**Description of the task:** Using the entries that follow, collect the lines where the word "name" appears.

[Data excerpts]

++++++

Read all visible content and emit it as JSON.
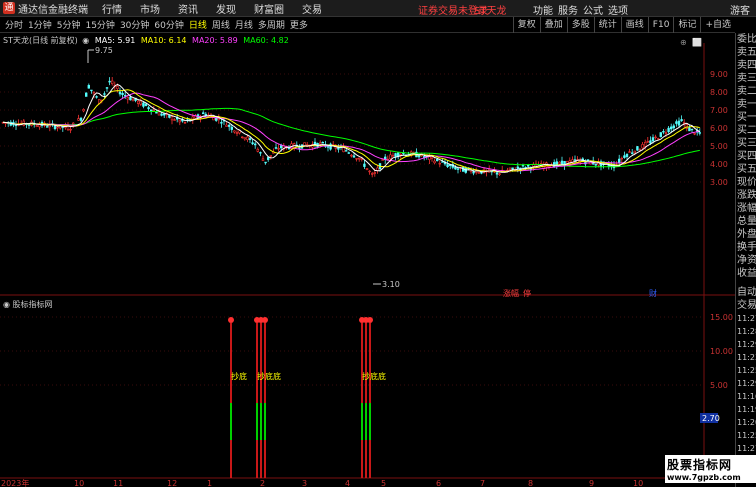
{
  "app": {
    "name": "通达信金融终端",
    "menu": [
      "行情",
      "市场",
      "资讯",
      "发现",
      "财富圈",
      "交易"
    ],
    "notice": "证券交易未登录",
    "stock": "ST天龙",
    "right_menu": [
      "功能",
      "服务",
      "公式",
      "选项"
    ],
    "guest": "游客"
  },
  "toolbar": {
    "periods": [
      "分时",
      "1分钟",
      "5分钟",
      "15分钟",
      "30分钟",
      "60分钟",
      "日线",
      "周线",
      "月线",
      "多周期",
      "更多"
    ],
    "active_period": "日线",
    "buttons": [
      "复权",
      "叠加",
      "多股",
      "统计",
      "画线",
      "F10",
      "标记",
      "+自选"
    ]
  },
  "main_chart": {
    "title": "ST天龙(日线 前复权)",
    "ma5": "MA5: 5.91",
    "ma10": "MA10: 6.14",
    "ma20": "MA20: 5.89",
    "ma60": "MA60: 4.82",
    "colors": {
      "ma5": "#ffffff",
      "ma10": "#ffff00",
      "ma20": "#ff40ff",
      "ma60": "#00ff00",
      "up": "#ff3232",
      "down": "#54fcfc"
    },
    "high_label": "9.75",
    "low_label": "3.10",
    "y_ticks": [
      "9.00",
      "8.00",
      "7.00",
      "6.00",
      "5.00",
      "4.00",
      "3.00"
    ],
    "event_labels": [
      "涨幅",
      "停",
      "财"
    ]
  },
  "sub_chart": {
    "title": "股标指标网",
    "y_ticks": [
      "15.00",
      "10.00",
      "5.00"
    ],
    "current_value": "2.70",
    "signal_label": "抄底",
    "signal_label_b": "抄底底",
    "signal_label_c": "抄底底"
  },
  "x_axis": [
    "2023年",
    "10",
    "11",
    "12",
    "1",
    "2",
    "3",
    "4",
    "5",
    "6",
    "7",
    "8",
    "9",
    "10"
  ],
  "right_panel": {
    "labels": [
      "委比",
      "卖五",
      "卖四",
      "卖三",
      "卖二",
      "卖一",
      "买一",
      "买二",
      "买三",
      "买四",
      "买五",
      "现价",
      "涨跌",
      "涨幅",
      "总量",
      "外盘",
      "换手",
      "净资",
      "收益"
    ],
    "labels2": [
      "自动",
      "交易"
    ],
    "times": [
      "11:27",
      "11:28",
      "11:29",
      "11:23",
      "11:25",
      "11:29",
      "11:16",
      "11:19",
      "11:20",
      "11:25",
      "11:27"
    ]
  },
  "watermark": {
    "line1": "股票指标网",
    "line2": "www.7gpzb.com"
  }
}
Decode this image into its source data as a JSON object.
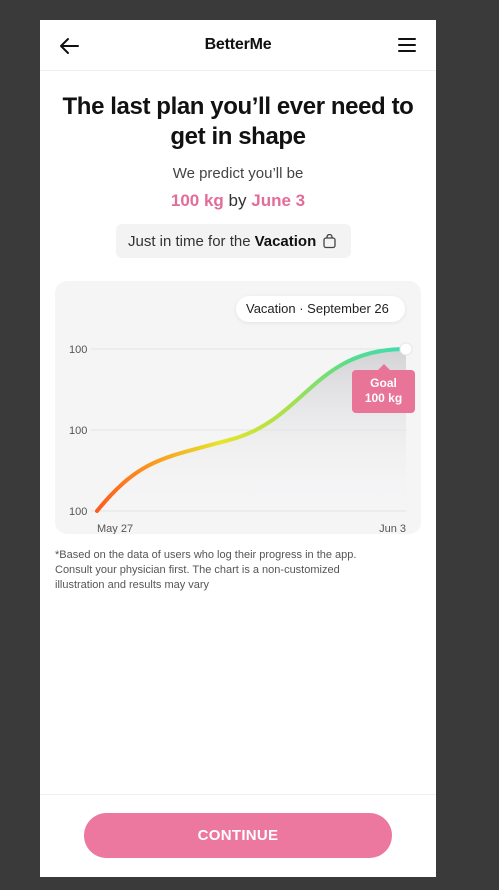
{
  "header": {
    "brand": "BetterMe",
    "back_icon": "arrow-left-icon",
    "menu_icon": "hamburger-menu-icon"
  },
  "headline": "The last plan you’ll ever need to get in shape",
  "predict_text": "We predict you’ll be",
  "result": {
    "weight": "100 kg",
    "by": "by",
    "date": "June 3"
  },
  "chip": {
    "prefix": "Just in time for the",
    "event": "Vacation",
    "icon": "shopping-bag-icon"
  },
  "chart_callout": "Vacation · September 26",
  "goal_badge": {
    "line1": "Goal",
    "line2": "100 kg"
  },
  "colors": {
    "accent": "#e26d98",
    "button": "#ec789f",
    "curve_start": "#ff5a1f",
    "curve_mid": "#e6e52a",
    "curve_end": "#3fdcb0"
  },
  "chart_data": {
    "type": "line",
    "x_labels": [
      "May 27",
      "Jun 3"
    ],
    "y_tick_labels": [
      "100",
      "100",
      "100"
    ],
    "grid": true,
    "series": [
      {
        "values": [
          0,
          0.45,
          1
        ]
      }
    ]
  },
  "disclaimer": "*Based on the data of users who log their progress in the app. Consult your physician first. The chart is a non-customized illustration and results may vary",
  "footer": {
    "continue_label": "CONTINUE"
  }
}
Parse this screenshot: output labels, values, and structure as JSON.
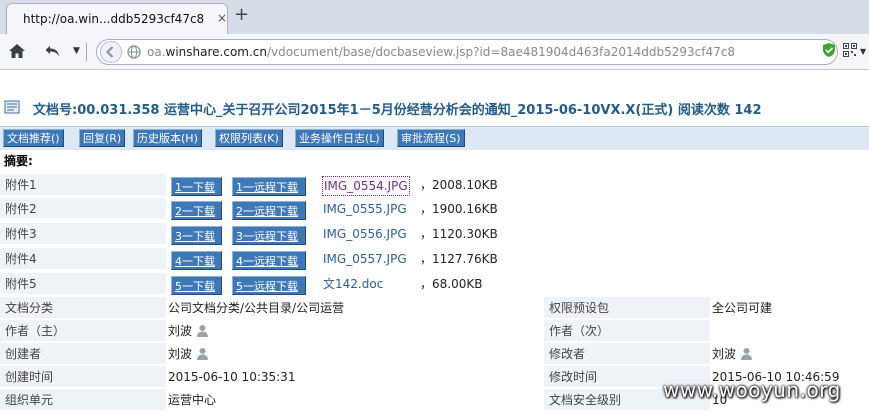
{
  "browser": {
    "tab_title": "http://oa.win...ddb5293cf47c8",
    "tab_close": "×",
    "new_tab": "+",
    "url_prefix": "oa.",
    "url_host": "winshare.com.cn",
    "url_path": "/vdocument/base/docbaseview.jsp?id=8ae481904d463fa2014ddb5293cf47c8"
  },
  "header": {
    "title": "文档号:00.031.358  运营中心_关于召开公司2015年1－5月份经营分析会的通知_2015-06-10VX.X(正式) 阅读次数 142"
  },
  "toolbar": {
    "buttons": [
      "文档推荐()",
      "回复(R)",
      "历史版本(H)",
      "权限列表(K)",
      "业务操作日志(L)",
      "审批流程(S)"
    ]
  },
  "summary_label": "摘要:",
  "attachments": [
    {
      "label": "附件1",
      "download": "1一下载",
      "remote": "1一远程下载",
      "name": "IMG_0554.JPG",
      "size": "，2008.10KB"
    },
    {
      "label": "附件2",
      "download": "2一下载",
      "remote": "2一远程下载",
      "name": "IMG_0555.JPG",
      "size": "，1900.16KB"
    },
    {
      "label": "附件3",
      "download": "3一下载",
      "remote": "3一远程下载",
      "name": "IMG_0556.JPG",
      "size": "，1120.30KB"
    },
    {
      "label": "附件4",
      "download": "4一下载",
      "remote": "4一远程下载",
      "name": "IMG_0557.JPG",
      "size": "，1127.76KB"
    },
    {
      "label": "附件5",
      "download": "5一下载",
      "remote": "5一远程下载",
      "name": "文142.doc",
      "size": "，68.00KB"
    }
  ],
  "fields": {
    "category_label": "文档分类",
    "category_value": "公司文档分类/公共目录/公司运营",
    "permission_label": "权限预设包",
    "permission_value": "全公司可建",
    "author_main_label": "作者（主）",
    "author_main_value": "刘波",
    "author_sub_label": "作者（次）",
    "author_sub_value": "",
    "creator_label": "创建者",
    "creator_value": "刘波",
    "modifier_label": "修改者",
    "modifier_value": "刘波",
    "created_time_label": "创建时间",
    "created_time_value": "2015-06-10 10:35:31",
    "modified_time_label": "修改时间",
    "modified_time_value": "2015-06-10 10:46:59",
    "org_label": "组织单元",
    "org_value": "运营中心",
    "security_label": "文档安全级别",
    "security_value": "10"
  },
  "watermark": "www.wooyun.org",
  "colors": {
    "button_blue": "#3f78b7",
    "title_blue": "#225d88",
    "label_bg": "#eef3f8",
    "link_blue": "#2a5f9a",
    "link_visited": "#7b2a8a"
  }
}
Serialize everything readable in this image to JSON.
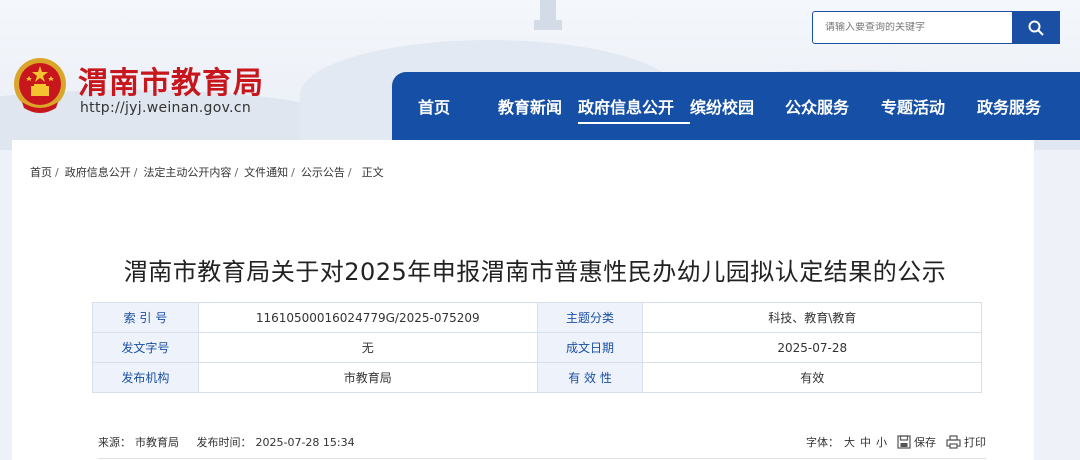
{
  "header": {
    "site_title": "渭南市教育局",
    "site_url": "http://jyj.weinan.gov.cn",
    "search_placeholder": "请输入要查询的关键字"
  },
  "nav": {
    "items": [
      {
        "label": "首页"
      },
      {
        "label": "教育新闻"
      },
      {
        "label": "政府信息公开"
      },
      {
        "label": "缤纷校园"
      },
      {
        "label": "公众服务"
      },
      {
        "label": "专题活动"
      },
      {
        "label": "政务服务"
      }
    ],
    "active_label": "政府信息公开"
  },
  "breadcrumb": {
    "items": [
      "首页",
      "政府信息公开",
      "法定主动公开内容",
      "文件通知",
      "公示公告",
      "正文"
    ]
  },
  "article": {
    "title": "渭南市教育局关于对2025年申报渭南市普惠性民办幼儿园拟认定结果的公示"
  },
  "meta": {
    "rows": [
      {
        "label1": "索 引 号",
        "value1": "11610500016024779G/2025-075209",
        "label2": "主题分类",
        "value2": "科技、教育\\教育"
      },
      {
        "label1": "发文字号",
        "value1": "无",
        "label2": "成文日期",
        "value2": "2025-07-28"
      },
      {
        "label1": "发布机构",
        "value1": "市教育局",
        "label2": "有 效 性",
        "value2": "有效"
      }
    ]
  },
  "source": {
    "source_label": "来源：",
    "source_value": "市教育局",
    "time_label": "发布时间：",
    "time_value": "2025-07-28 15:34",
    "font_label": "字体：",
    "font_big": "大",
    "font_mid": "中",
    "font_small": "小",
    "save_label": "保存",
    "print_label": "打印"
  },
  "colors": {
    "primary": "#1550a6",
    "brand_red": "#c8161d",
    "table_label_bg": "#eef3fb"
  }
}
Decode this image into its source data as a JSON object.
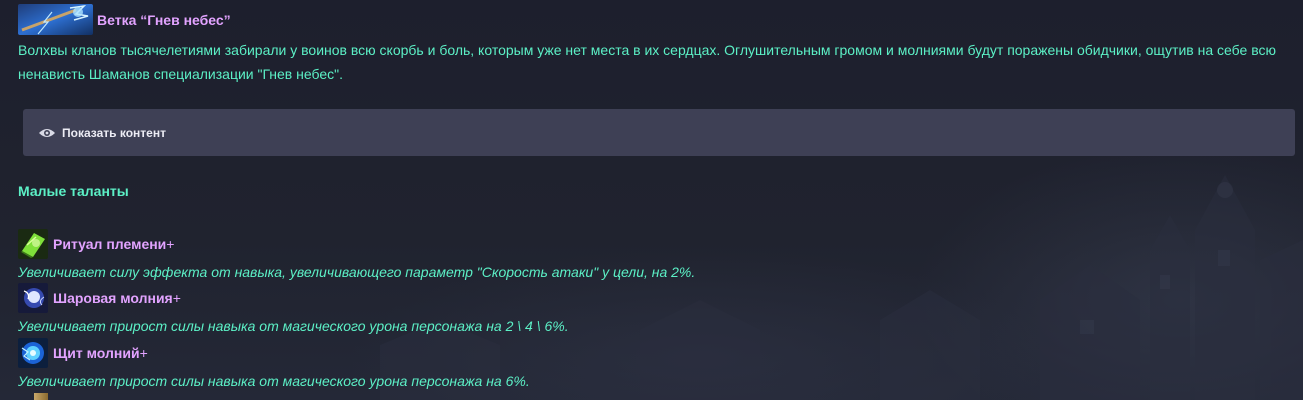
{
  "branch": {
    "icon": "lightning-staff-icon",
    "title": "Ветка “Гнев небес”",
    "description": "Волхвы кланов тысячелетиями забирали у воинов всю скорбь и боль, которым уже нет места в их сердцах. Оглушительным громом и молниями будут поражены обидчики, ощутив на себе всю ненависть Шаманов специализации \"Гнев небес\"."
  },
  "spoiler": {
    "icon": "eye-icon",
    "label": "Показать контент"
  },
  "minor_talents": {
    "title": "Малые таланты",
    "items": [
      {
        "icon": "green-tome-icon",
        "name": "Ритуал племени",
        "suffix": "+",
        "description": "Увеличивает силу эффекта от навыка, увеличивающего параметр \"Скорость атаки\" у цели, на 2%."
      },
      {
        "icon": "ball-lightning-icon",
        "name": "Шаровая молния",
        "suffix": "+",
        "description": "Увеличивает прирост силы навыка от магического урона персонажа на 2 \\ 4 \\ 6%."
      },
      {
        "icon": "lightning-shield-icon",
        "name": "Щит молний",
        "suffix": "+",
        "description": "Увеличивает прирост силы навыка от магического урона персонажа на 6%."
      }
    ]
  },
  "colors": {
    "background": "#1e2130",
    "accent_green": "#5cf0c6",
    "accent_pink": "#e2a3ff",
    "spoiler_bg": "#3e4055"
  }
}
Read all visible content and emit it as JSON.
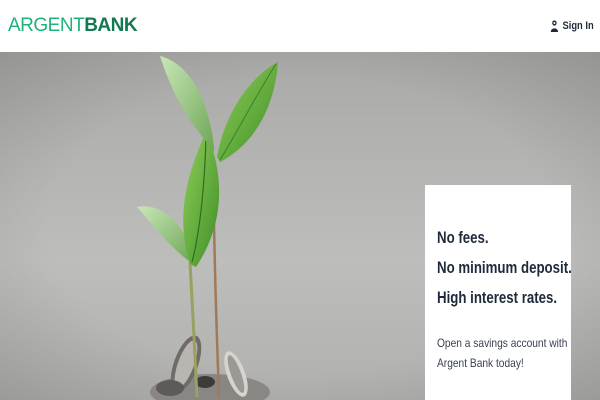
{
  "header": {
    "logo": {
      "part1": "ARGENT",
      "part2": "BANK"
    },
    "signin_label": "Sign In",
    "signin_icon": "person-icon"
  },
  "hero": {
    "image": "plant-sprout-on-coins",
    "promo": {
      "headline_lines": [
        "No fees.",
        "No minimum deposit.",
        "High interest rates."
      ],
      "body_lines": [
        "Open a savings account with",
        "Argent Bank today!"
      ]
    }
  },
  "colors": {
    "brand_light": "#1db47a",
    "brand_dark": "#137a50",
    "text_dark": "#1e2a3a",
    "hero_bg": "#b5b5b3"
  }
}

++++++

**Response area:**
    "name": "通达信金融终端",
      "name": "IMG_0554.JPG",
      "name": "IMG_0555.JPG",
      "name": "IMG_0556.JPG",
      "name": "IMG_0557.JPG",
      "name": "文142.doc",
        "name": "Ритуал племени",
        "name": "Шаровая молния",
        "name": "Щит молний",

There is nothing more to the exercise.